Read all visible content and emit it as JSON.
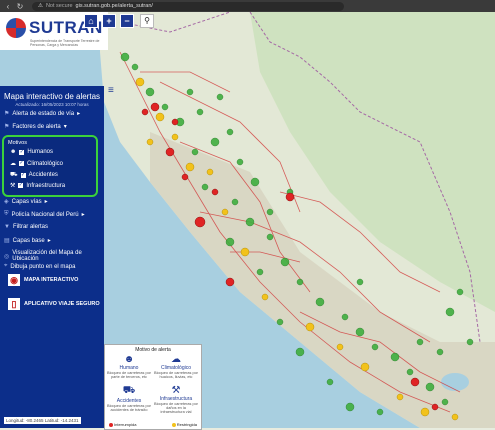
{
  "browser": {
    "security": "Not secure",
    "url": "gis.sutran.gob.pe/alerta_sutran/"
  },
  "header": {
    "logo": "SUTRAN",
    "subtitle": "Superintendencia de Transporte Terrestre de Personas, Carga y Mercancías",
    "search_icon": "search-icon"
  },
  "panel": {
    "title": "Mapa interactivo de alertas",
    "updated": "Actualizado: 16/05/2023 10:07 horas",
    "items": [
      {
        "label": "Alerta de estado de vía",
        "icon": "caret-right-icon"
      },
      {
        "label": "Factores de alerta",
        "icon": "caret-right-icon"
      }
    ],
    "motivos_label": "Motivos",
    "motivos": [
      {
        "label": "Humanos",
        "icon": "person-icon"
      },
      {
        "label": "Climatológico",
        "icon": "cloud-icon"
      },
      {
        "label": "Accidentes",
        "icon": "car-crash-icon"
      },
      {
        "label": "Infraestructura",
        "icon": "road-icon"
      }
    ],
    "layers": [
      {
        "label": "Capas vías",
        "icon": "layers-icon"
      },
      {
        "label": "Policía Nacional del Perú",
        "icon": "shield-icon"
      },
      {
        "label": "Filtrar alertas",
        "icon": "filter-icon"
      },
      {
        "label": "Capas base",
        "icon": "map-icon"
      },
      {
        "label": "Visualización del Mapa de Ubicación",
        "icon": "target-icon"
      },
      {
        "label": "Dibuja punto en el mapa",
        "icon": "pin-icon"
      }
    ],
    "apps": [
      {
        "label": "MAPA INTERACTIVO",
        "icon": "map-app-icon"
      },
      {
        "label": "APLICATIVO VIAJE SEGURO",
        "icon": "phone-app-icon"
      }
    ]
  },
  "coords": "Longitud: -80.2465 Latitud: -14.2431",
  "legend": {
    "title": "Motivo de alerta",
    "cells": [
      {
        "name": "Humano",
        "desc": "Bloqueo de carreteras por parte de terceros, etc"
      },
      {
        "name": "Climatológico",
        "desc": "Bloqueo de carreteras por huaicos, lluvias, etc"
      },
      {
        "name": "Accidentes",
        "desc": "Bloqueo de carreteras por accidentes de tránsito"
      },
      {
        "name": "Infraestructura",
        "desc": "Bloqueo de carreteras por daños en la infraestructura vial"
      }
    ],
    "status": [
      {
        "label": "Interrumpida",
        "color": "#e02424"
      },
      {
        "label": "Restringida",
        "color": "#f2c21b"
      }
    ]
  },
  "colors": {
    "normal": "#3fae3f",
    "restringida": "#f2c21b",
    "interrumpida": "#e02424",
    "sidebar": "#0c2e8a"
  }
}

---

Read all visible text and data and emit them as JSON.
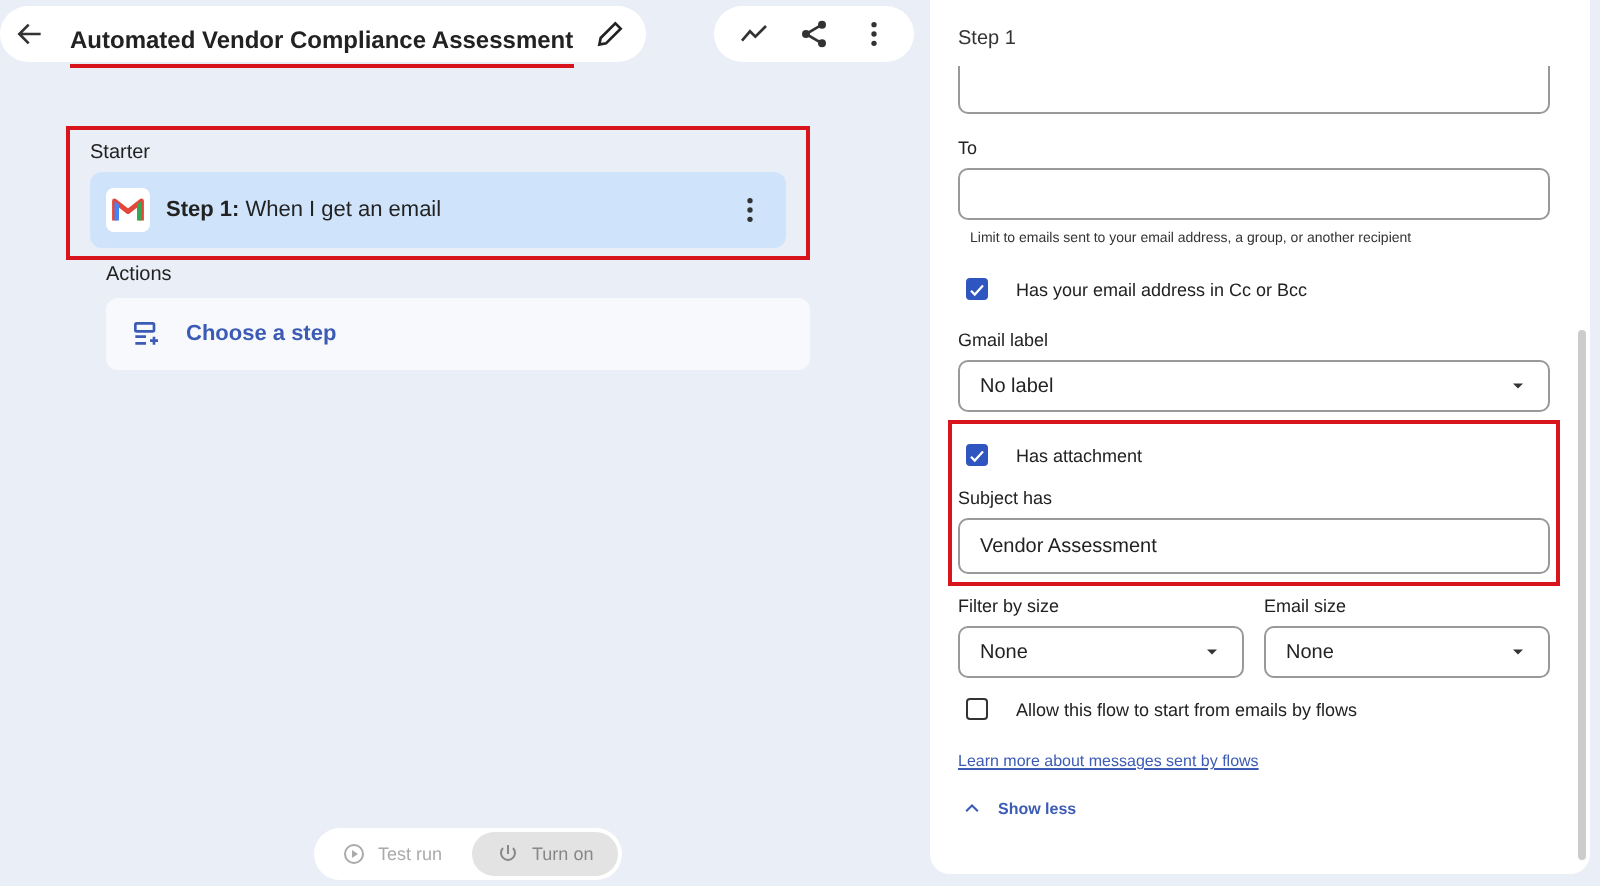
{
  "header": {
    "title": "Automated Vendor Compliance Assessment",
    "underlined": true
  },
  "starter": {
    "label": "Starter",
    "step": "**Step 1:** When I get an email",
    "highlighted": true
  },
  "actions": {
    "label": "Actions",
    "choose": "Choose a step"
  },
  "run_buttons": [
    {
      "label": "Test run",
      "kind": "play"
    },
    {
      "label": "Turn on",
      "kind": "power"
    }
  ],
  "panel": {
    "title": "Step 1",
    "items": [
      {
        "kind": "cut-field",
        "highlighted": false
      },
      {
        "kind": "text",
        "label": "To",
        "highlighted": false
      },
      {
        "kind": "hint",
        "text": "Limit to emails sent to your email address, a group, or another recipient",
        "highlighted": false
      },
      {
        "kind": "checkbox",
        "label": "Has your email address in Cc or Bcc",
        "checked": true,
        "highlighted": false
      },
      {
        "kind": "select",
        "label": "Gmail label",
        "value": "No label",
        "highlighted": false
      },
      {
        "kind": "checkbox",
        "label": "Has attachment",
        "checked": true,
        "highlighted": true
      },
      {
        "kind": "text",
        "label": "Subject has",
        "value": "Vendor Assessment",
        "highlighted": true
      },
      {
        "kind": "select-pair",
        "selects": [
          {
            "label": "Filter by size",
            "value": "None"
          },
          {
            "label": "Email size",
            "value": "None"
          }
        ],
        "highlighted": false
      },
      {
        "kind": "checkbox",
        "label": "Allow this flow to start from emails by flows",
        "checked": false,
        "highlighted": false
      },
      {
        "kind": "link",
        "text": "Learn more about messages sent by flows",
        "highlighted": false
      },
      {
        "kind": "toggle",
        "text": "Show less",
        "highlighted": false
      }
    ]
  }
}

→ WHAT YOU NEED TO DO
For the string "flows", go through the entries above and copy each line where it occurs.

→ EXERCISE SOLUTION
        "label": "Allow this flow to start from emails by flows",
        "text": "Learn more about messages sent by flows",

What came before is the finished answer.